I’ve just finishedour response to the Scottish Parliament’s Finance Committee’s inquiry on a Scottish approach to taxation (running until the 30th September if anyone fancies submitting something themselves).
As the Scottish Parliament gets its new powers over income tax, aggregates levy and air passenger duty, it’s good to see MSPs taking a look at the overall approach to taxation, and what the principles of a Scottish model should be.
In our response, we suggest that:
- Tax should be progressive, so that people pay what they can afford.
- Tax should be used to encourage democratic engagement, so that all opportunities to help people connect to their democracy are used.
- Tax should encourage community- and environmentally-friendly behaviour, so that we use tax to help us retain the best of our communities and natural landscapes.
- Tax should be ‘done’ in a simple, transparent manner, with particular care taken for those who have changing circumstances, or whose tax payments interlink with social security. We should also make sure that the tax owed and paid by corporations is clear, and have a debate around openness of tax for individuals too.
- We should be careful of the language we use to talk about tax, making sure that we do not stigmatise those who do not pay direct taxes; and ensuring we talk about tax as a positive contribution to society rather than a burden.
We’re not the only ones in our sector talking about tax. Oxfam Scotland is currently running a campaign on Scottish Limited Partnerships in an effort to help prevent tax dodging that takes place in Scotland. The Poverty Alliance continues to make sure we watch our language with their Stick Your labels campaign; there are obvious parallels here with the ‘tax-payer = good, so-called-scrounger = bad’ narrative that has flowed around much of the UK’s tax conversation. Meanwhile, environmental organisations share their ideas for taxes to safeguard and improve our environment for current and future generations (see, for example, this from Scottish Environment LINK, the forum for Scotland’s voluntary environment organisations).
So, it’s clear the sector has a lot to say on all taxes, not just those directly related to the operation of charities.
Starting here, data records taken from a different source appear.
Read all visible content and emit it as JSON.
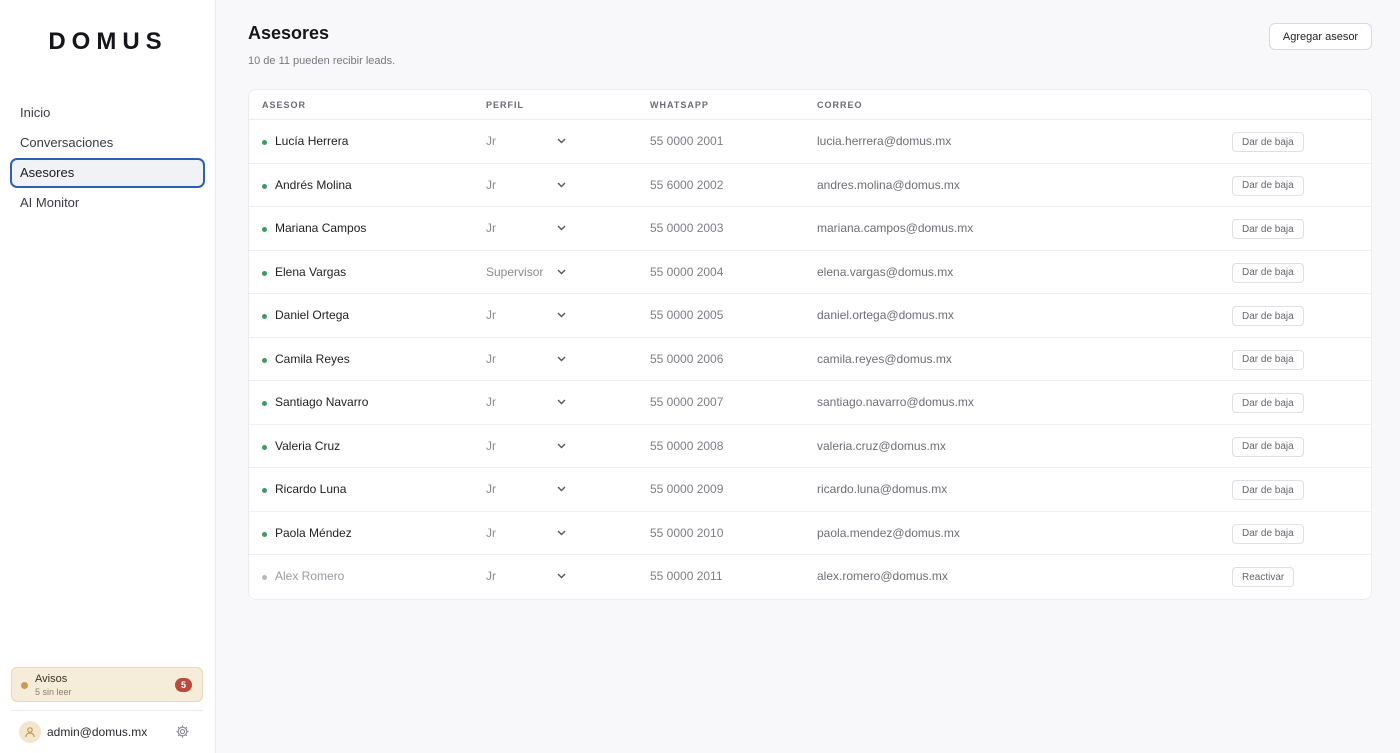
{
  "brand": {
    "logo": "DOMUS"
  },
  "nav": [
    {
      "label": "Inicio",
      "active": false
    },
    {
      "label": "Conversaciones",
      "active": false
    },
    {
      "label": "Asesores",
      "active": true
    },
    {
      "label": "AI Monitor",
      "active": false
    }
  ],
  "notice": {
    "title": "Avisos",
    "subtitle": "5 sin leer",
    "count": "5"
  },
  "user": {
    "email": "admin@domus.mx"
  },
  "page": {
    "title": "Asesores",
    "subtitle": "10 de 11 pueden recibir leads.",
    "add_button": "Agregar asesor"
  },
  "table": {
    "headers": [
      "ASESOR",
      "PERFIL",
      "WHATSAPP",
      "CORREO"
    ],
    "rows": [
      {
        "name": "Lucía Herrera",
        "profile": "Jr",
        "phone": "55 0000 2001",
        "email": "lucia.herrera@domus.mx",
        "action": "Dar de baja",
        "active": true
      },
      {
        "name": "Andrés Molina",
        "profile": "Jr",
        "phone": "55 6000 2002",
        "email": "andres.molina@domus.mx",
        "action": "Dar de baja",
        "active": true
      },
      {
        "name": "Mariana Campos",
        "profile": "Jr",
        "phone": "55 0000 2003",
        "email": "mariana.campos@domus.mx",
        "action": "Dar de baja",
        "active": true
      },
      {
        "name": "Elena Vargas",
        "profile": "Supervisor",
        "phone": "55 0000 2004",
        "email": "elena.vargas@domus.mx",
        "action": "Dar de baja",
        "active": true
      },
      {
        "name": "Daniel Ortega",
        "profile": "Jr",
        "phone": "55 0000 2005",
        "email": "daniel.ortega@domus.mx",
        "action": "Dar de baja",
        "active": true
      },
      {
        "name": "Camila Reyes",
        "profile": "Jr",
        "phone": "55 0000 2006",
        "email": "camila.reyes@domus.mx",
        "action": "Dar de baja",
        "active": true
      },
      {
        "name": "Santiago Navarro",
        "profile": "Jr",
        "phone": "55 0000 2007",
        "email": "santiago.navarro@domus.mx",
        "action": "Dar de baja",
        "active": true
      },
      {
        "name": "Valeria Cruz",
        "profile": "Jr",
        "phone": "55 0000 2008",
        "email": "valeria.cruz@domus.mx",
        "action": "Dar de baja",
        "active": true
      },
      {
        "name": "Ricardo Luna",
        "profile": "Jr",
        "phone": "55 0000 2009",
        "email": "ricardo.luna@domus.mx",
        "action": "Dar de baja",
        "active": true
      },
      {
        "name": "Paola Méndez",
        "profile": "Jr",
        "phone": "55 0000 2010",
        "email": "paola.mendez@domus.mx",
        "action": "Dar de baja",
        "active": true
      },
      {
        "name": "Alex Romero",
        "profile": "Jr",
        "phone": "55 0000 2011",
        "email": "alex.romero@domus.mx",
        "action": "Reactivar",
        "active": false
      }
    ]
  },
  "icons": {
    "status_dot": "status-dot-icon",
    "chevron": "chevron-down-icon",
    "avatar": "user-icon",
    "settings": "gear-icon"
  },
  "colors": {
    "active_status": "#3f9a62",
    "inactive_status": "#b8b8bf",
    "nav_active_border": "#2f5fb3",
    "notice_bg": "#f5ecd9",
    "badge": "#b94a3d"
  }
}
Although on that point, it’s worth me flagging up the UK Government’s current consultation on tax digitalisation. This is the desire by the UK Government to put tax accounts online – both for businesses and individuals. This is likely to bring in change to many third sector organisations, and to donors too. The consultation documents are online so take a look and respond if it’s relevant to you.
Oh, before I go, I should let you know that we have also responded to the Local Government and Communities Committee’s call for evidence on the proposed Council Tax reforms.
Don’t forget that I’m always really interested to hear your thoughts on these issues, so drop me a line and let me know what you think: firstname.lastname@example.org